Reading Mencap Family Advisers can also help.  

Please ring 0118 9662518 during office hours 9.30am to 1.30pm Monday to Friday.

 

Local Offer

The Local Offer is a guide to the services in Reading available for children and young people with special educational needs (SEN) and disabilities aged from birth to 25. 

You can access information about the Local Offer through the Reading Services Guide. Local Offer puts services all in one place, including information on education, health and social care, leisure and more. You can also find information about holiday clubs, short breaks, activities, support services, childcare and news.

 

Further Education, Training and Employment 

Reading College can provide a range of support for learners with disabilities. 

This includes support for students with autistic spectrum disorders, ADHD, students with mobility difficulties, hearing impairments, visual impairments and speech impairments. They also work with students with long-term medical conditions and mental health difficulties. 

Adviza - Independent Support 

Monday to Friday 9am - 5pm & at other times by special arrangement 

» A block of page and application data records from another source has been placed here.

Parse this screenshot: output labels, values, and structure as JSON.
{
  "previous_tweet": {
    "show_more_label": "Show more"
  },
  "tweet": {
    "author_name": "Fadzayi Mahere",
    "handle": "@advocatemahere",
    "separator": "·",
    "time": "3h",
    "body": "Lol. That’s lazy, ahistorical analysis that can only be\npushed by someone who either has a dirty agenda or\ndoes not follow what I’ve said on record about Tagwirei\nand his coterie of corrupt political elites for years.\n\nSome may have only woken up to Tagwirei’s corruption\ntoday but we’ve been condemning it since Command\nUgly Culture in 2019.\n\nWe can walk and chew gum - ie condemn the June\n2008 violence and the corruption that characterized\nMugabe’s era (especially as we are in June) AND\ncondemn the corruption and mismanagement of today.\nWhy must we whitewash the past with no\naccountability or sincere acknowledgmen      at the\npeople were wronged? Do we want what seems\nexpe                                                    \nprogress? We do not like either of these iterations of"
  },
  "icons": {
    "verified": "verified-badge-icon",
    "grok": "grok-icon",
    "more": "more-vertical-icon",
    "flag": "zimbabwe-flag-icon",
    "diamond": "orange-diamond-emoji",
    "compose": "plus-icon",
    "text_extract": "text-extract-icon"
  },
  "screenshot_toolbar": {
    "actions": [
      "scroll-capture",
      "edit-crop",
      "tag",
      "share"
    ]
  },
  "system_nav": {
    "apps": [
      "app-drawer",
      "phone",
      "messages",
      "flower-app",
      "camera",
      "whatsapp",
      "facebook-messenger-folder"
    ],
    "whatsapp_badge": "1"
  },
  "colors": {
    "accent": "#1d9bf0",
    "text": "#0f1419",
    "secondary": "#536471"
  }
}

Adviza Berkshire provides information, advice and guidance to 13 to 19-year-olds (and up to 25 with learning difficulties or disabilities) to help them progress successfully into education, employment and training. Adviza Berkshire works in Reading and West Berkshire. For more information contact Adviza on 0118 402 7177 or email independentsupport@adviza.org.uk

Adviza - Lucky Break Mentoring 

Are you worried or unsure about what to do when you leave education? 

If so then a mentor could help you! 

A mentor can: 

  • Help you think about your future options 
  • Help you apply for jobs, apprenticeships or courses Let you know about any local opportunities 
  • Be someone to listen and talk to 

Interested? Call, text or e-mail Kat on 07747476820 katherinejohnston@adviza.org.uk  

 

Disabled Students' Allowances

You can apply for Disabled Students’ Allowances (DSAs) to cover some of the extra costs you have because of a disability, mental health problem or long-term illness. 

You can get the allowances on top of other student finance. You won’t need to repayDSAs. 

How much you get depends on your individual needs - not your household income. 

WhatDSAscan pay for 

You can get help with the costs of: 

  • specialist equipment, for example a computer if you need one because of your disability
  • non-medical helpers
  • extra travel because of your disability
  • other disability-related costs of studying

You may get a new computer if you don’t already have one, or your current one doesn’t meet the required specification. More information will be provided to you if you’re assessed as needing a new computer. 

You’ll need to pay the first £200, which is the minimum cost that any student is likely to incur when buying a computer. 

Eligibility  

You can apply if you are doing:  

  • a full-time course that lasts at least one year (including a distance-learning course) 
  • a part-time course that lasts at least one year and doesn't take more than twice as long to complete as an equivalent full-time course (this can include an Open University or other distance-learning course) 

To apply for financial help through Disabled Students' Allowances, both you and your course must be eligible. It's worth checking this before you make your application.  

Disabled Students' Allowances - how to apply  

There are two different ways of applying for Disabled Students' Allowances. Which one you use will depend on whether or not you are:  

  • doing a full-time higher education course 
  • studying part time or doing a postgraduate course 

Most universities and colleges have a Disability Advisor. They can help with your application and give you advice about other sources of funding.  

Download a guide to DSAs 2017/18  

https://www.gov.uk/disabled-students-allowances-dsas/how-to-claim

 

Into HE 2018 guide now available

A newly updated Into Higher Education guide, published by Disability Rights UK, aims to answer common questions such as if colleges or universities will be accessible, how to choose a course and the responsibilities of education providers under the Equality Act.

It also covers the student finance system and has information on tuition fees, repayment methods and the support that will be in place for 2018 entry.